Semper Gumby

Driving up to Massachusetts to meet the rest of the Niswarth gang, my mother and I were met with several unforeseen complications. First, thirty minutes into our nine-hour drive, I realized I forgot my malaria pills on my desk at home. Whoops! This meant turning around and essentially starting over. Second, while on the highway in Connecticut, we were rear ended by another car. Thankfully no one was hurt and everything is okay! It seems that even when you have a plan or when everything seems to be going accordingly to plan things can come up which can derail you, shake you up, and get you off track.  

            These incidents make me think of certain aspects of Gandhi’s autobiography which I read this past week in preparation for the trip.
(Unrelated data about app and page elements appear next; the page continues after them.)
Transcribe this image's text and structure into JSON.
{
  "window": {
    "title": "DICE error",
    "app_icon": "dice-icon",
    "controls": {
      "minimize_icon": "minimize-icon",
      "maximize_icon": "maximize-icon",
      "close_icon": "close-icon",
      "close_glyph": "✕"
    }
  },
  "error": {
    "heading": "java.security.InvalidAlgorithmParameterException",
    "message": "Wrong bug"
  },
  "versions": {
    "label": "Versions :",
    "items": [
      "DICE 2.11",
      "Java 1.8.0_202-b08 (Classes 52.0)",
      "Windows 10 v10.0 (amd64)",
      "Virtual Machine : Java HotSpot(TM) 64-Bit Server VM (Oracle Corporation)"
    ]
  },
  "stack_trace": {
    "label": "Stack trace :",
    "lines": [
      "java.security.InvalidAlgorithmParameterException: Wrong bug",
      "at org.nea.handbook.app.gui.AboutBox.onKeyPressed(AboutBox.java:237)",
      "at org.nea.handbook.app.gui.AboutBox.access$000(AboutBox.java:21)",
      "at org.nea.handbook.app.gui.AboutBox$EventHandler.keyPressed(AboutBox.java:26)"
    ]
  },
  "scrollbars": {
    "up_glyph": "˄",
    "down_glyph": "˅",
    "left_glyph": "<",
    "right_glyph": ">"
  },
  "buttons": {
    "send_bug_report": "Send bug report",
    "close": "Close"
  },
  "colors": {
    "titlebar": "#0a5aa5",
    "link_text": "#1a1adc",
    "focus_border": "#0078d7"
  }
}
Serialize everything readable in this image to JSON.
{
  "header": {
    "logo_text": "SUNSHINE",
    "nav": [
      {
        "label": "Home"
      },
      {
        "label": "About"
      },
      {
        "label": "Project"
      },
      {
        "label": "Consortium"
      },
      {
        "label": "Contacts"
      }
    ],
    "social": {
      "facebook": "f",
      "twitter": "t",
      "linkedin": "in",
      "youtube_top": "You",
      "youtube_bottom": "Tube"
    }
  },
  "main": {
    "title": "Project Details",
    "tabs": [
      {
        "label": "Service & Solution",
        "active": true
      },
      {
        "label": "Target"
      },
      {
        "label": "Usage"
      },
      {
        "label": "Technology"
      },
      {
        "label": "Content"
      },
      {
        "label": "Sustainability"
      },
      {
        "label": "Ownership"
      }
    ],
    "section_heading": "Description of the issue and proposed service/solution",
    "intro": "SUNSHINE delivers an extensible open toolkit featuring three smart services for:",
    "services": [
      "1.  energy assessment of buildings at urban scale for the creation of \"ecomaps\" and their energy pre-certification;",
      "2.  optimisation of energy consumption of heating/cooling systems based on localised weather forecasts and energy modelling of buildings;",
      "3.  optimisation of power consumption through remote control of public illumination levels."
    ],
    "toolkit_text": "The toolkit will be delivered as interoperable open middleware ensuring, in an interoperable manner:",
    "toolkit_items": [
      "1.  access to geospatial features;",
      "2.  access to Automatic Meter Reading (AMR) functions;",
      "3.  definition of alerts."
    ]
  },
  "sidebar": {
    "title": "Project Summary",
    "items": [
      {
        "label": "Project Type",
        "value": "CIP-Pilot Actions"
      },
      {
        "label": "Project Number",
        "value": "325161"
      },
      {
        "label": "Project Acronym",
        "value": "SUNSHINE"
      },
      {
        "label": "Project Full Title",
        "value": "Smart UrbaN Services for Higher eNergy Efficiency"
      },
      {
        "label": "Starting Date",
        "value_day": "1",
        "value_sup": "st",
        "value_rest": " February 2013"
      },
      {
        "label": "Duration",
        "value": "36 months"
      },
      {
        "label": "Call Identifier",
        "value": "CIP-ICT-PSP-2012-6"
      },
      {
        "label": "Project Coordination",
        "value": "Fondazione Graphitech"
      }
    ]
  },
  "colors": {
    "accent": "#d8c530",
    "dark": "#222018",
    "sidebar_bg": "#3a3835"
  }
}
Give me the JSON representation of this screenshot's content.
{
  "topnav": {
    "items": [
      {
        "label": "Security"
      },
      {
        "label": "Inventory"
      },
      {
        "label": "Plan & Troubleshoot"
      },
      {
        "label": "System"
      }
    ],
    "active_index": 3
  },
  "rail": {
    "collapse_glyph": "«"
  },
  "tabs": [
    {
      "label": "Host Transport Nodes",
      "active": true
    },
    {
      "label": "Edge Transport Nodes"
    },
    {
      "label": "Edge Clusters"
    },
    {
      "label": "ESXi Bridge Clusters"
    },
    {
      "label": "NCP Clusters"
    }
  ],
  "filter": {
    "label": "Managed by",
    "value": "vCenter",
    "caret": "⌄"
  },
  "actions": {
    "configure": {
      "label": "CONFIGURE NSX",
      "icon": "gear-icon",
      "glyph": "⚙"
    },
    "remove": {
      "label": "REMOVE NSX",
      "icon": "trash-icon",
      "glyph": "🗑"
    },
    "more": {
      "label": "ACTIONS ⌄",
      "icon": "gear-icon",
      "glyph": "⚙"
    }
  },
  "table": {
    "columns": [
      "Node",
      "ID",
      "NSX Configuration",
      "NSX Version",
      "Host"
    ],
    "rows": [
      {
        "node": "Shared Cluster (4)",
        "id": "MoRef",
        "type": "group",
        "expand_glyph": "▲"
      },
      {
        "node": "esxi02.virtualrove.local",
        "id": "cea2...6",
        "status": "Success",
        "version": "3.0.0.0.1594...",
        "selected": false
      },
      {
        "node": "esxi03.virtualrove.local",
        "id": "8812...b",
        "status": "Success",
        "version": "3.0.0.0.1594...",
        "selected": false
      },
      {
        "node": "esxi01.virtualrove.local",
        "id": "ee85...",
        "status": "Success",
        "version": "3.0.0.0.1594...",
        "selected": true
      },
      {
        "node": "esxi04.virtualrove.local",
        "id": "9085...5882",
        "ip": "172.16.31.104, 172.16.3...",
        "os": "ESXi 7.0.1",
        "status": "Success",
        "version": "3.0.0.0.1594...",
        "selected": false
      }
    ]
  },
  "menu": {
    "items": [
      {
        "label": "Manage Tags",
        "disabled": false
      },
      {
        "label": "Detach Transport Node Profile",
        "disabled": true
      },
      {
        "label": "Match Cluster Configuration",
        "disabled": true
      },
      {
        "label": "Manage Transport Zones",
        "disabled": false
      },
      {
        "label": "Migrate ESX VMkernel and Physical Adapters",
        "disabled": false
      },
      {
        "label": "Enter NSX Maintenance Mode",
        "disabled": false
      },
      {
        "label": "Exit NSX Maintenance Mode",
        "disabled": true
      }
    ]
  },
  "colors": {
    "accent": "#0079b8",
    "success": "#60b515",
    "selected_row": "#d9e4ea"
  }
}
When we think about Gandhi, his life seems extraordinary. He did an inordinate amount of good work for India and beyond. But in coming up with his plan for satyagraha, active nonviolent resistance, he also met a number of obstacles and challenges. Inevitably, complications arose threatening Gandhi’s plans. However, Gandhi faced the challenges and dealt with  complications. He didn’t give up. He was able regroup and move on. We often think of Gandhi as larger than life but inconvenient things happened to Gandhi too. Upon completing his schooling in England, he was unable to find work as a barrister in India. He had to accept a job in South Africa instead.  There, Gandhi also worked as a social organizer campaigning for Indian rights in South Africa and became engaged in deep studies of religions. His work in South Africa gave him the experience and insight he needed to eventually develop satyagraha and unite the Indians. His work with religion gave him a direction in which to point his efforts to: “What I want to achieve,- what I have been striving and pining to achieve these thirty years,- is self realization, to see God face to face, to attain Moksha... All that I do by way of speaking and writing, and all my ventures in the political field, are directed to this same end”. Ultimately, the challenges Gandhi faced and how he dealt with them contributed to his great work in India.


As I think about boarding the plane at Logan Airport tomorrow I also realize that our trip to India is bound to have a good amount of complications and challenges. However, we should follow Gandhi’s example. As Mr. Mundra says, we just need to “go with the flow”. When things come up, we will figure it out. When I realized my malaria pills were at home we turned around and got them. When we were rear ended, we pulled over to the side of the road. I am confident that we will be able to recover and benefit from any complications we might have. As the saying goes, “flexible people never get bent out of shape”. In a day the Niswarth gang will be headed to India, or at least that’s the plan.